WHAT YOU HAVE TO DO - Work through the records below and copy every line that includes "Metadata".

RECORDS FOR THIS TASK -
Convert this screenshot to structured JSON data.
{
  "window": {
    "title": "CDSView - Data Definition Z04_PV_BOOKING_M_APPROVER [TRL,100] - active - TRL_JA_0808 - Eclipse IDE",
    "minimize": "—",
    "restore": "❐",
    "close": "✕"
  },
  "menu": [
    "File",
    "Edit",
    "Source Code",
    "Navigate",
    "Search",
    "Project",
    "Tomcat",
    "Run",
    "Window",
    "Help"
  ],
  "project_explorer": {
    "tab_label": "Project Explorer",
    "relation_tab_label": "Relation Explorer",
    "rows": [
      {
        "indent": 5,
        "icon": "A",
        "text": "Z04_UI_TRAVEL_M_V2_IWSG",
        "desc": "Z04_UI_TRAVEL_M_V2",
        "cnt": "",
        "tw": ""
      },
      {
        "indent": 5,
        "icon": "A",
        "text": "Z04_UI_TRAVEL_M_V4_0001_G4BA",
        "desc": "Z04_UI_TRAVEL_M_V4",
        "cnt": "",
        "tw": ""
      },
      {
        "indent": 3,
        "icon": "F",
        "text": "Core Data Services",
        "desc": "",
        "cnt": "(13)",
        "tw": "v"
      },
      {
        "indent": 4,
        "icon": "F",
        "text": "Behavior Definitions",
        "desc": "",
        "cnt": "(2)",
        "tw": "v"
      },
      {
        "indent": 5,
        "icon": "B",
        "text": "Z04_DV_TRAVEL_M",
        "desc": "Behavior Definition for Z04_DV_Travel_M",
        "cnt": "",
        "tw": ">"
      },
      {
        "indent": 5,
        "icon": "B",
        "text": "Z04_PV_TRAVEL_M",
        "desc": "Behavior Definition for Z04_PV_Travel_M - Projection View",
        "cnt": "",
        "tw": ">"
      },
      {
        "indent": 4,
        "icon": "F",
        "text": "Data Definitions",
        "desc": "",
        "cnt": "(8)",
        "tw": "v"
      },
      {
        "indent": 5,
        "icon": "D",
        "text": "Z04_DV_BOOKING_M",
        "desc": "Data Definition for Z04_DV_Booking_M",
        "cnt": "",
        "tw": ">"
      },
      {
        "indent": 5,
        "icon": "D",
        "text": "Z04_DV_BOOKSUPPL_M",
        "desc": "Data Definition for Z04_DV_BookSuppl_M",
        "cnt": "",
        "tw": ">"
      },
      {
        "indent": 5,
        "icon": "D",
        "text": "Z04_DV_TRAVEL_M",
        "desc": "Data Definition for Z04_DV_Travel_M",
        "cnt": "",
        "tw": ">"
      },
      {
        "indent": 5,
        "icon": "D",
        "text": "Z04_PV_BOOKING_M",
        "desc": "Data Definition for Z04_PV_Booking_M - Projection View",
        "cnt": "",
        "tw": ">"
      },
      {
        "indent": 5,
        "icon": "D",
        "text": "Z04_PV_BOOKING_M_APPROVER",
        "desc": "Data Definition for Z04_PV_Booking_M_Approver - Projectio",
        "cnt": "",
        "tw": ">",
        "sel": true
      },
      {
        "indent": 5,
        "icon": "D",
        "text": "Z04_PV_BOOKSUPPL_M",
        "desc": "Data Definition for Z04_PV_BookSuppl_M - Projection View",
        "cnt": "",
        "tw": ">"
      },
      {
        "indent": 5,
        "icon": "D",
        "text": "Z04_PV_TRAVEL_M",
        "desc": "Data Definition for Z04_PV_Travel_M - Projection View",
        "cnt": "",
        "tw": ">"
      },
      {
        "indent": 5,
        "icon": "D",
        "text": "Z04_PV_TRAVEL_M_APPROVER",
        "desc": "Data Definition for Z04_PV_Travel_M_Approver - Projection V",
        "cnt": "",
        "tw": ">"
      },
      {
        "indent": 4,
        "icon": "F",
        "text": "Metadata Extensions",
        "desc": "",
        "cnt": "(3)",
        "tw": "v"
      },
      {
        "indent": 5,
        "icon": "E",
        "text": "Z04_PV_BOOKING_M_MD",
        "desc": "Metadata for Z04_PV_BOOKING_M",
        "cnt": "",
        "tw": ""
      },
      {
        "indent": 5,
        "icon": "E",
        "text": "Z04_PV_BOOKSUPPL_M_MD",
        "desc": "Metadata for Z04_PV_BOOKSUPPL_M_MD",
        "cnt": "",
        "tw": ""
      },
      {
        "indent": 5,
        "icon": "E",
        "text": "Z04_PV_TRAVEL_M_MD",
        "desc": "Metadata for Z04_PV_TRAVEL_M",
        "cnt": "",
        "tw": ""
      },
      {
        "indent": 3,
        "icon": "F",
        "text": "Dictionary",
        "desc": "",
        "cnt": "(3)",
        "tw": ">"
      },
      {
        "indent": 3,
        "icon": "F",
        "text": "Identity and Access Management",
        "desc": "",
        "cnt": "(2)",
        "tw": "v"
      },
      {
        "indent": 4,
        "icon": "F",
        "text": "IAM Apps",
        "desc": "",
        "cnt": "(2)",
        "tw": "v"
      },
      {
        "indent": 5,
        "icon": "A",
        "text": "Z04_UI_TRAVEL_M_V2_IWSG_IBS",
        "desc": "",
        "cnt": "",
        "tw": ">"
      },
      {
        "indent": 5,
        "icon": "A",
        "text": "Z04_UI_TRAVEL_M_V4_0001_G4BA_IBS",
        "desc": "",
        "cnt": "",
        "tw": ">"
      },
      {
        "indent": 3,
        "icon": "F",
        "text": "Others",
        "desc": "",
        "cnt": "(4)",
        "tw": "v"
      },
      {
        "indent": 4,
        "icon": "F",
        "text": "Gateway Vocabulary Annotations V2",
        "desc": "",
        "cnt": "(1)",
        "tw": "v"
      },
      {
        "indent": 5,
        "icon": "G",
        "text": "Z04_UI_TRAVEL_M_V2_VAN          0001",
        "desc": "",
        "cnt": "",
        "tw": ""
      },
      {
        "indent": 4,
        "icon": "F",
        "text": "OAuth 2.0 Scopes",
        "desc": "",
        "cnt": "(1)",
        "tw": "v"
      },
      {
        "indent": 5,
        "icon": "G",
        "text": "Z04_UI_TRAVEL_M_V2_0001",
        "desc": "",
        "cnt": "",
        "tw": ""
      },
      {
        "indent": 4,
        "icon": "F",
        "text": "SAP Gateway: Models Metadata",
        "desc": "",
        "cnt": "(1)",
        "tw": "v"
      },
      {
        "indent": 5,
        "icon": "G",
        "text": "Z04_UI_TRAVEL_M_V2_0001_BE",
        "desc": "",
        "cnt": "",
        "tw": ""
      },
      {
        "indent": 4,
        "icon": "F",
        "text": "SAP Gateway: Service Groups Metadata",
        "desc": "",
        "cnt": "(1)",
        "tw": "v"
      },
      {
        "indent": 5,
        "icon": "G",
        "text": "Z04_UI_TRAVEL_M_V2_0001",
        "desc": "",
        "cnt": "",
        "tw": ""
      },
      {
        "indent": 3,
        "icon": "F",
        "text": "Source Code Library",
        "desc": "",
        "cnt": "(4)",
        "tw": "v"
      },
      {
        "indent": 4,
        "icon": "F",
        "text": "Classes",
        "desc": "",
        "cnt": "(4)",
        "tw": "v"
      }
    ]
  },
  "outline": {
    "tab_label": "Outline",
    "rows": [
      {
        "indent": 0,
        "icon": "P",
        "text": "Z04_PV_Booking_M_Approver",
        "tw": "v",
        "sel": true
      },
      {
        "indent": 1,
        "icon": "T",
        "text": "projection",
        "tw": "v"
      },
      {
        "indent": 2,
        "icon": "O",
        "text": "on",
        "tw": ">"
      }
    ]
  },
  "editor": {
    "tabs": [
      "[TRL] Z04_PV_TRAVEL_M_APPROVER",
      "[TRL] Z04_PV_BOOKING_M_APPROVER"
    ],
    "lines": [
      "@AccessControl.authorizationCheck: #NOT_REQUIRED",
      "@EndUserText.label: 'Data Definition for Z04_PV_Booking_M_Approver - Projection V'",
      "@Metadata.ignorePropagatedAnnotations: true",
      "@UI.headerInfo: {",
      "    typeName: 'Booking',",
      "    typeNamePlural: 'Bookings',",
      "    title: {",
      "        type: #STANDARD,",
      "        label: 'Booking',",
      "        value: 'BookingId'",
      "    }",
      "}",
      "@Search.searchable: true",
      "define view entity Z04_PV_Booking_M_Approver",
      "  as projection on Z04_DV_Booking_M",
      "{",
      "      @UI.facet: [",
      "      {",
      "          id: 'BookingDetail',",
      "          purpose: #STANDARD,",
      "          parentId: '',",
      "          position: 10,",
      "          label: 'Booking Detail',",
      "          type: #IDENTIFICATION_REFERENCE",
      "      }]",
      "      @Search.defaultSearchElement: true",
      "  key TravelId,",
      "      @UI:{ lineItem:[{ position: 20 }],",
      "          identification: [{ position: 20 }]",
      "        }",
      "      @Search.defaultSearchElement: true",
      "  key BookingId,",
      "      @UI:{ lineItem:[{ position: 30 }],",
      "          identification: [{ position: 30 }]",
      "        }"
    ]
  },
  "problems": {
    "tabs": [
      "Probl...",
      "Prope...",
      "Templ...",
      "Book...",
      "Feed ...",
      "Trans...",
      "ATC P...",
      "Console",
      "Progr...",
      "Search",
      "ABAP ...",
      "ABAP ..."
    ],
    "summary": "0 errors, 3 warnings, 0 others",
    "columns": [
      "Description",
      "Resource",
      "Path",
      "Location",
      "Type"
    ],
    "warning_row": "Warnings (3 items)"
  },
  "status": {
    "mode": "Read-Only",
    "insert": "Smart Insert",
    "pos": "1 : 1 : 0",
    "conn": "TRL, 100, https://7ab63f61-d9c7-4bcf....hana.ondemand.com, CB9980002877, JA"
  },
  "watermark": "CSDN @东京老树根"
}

YOUR SOLUTION -
        "text": "Metadata Extensions",
        "desc": "Metadata for Z04_PV_BOOKING_M",
        "desc": "Metadata for Z04_PV_BOOKSUPPL_M_MD",
        "desc": "Metadata for Z04_PV_TRAVEL_M",
        "text": "SAP Gateway: Models Metadata",
        "text": "SAP Gateway: Service Groups Metadata",
      "@Metadata.ignorePropagatedAnnotations: true",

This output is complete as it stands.